Financial Times
Published: August 16 2008

‘People look into your eyes more’

As told to Mark Ellwood




Nuri Yurt
Age: 39

Occupation: Owner of Toka hair salons in New York and stylist to Laura Bush, the US First Lady

Born in: Istanbul, Turkey

Now living in: Great Falls, Virginia, and Manhattan, New York, US

I was 10 years old when I got involved in this industry, in Turkey. Then I came here 18 years ago to study English and didn’t leave. The plan was to stay for six months.

I did not intend to live in America. I worked with a lot of international models and my focus was on how to improve my English. Then I changed my mind because of how settled and easy the lifestyle was.

I met a couple of friends here in the same industry. I was showing them, teaching them about some new technique. They loved it and said “Why not stay here?” One of the Turkish guys had the salon at the Four Seasons in Washington, DC. It was a start. I was not even part time – I was just helping them – but afterwards he offered me a job and I decided to stay and go full time.

My American customers weren’t different from those in Turkey. Human is human. It doesn’t matter where you are: Africa, America, Europe. It’s not the customers who are different; it’s the opportunities. There are more here. Washington, DC, is the capital – the right address to meet powerful people. That was my opportunity.
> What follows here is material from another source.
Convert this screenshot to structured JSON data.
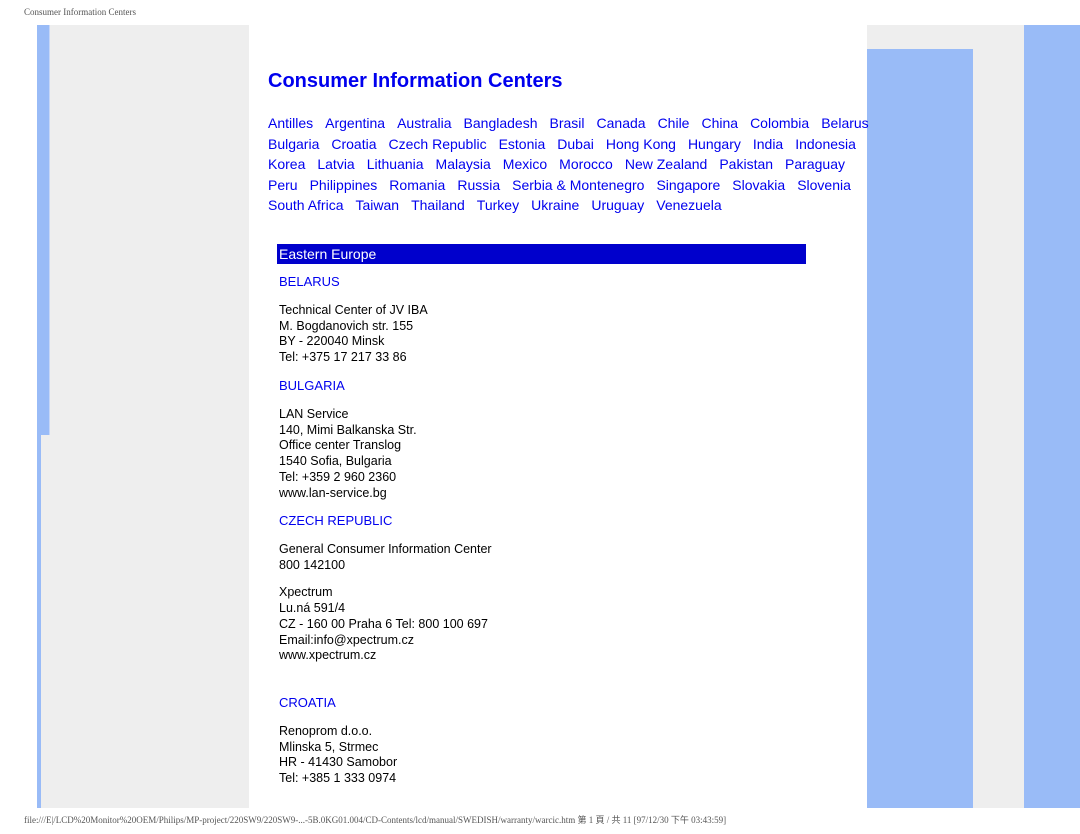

If you’re big in America, I believe you’re big globally. If a product is “Made in USA”, it’s a better sticker than “Made in Turkey” or “Made in China”. That’s how I see it. Every nation has a diplomat in Washington. I see that as a huge opportunity.

I don’t feel foreign here. I’ve developed here. I don’t think human beings realize what we have until we are 15 years old and I came here at such a young age.

I feel both Turkish and American. My wife is American. At my foundation I am a Turk but at the same time don’t feel foreign here. I am a dual citizen; I have my American passport. All my business is also from here so they don’t treat you like you’re a foreigner.

There’s a very powerful Turkish community in Washington. And lots of smart  Turkish kids are studying at George Washington University.

Comparing DC and Istanbul? Well, Istanbul is bigger than Washington in terms of population but Ankara is the capital of Turkey. Istanbul is more like New York. The lifestyle is more stable in Washington. We work by appointment here. Lots of smart people – politicians, lawyers, high-end doctors – are based in Washington so we work by a schedule. It’s simple and easy and I like the organised lifestyle. In my time in Istanbul you didn’t have appointments. It didn’t matter how much business you had, people would just walk in.

Until October 2006 I went back home every two months because my father was very ill. I lost him and the plan now is to go once a year; we have a property there that my wife loves.

Istanbul is very diverse, the people are really warm and friendly and the cuisine is the best in the world. And most of the Turks I’ve met and been around, both male and female, are very wise business people. The entrepreneurial spirit is in their blood.

Every time I go back to Istanbul, I think it’s grown. The last couple of years? So much construction. It’s getting more organised and the educational level has improved so much.

I’m 100 per cent satisfied in America but what I miss about Turkey is how very welcoming it is. And everyone should know it has the best beaches on earth. Check out Bodrum: it’s beautiful. The first time my wife came to Turkey she couldn’t stop staring at the water.

Members of every ethnic group naturally cluster together – like a magnet. Of course I have Turkish employees – tons of them – among my 40-50 staff. They’re very talented and they work hard. I love my people; I’m very proud to be Turkish. We shouldn’t forget our foundations.

It’s been a long time since I felt foreign here, except when we go on little trips to the countryside. I’ve never lost my accent but what I like about it is that you’re different from people so you get attention and people look into your eyes more.

Georgetown is my favorite area of DC for sure. I like it because it’s very historical; it’s not built from concrete. I like the gardens and small houses. I like the water, the river there – everything about it.

I have one son. He’s almost six. He understands Turkish right now – about 80 per cent. We’d like to have a live-in tutor or nanny. I travel a lot and work long hours so we’d like him to have a Turkish person to live with.

What was strange, when I arrived in America, was that there were not a lot of good stylists here. In fact, my next step is to open an academy and train people.

Most of our clientele are in politics. They want an easy-to-maintain, respectable-looking cut with a clean line. As a professional businesswoman or businessman, on television or in politics, you don’t want your hair to draw more attention than your brain. In Istanbul the difference is that they want their hair as edgy as possible – even the politicians. To me, if I’m in politics, my look should be more professional.

Turks love Americans. I don’t know any one single person who has the opposite feeling. Turkey is a Muslim country and we can show the world how westernised and open-minded – and not fanatical – a Muslim country can be.

In Washington, if you have talent nothing can stop you. There’s a huge opportunity to make it in America. If you’re honest, humble and work hard, I don’t think anything can stop you. You will succeed.

I have no plans to go back to Turkey full time but you never know. Maybe if I make it to 80. I am so happy here.

                                       -- Mark Ellwood --

Toka Salon
3251 Prospect St., NW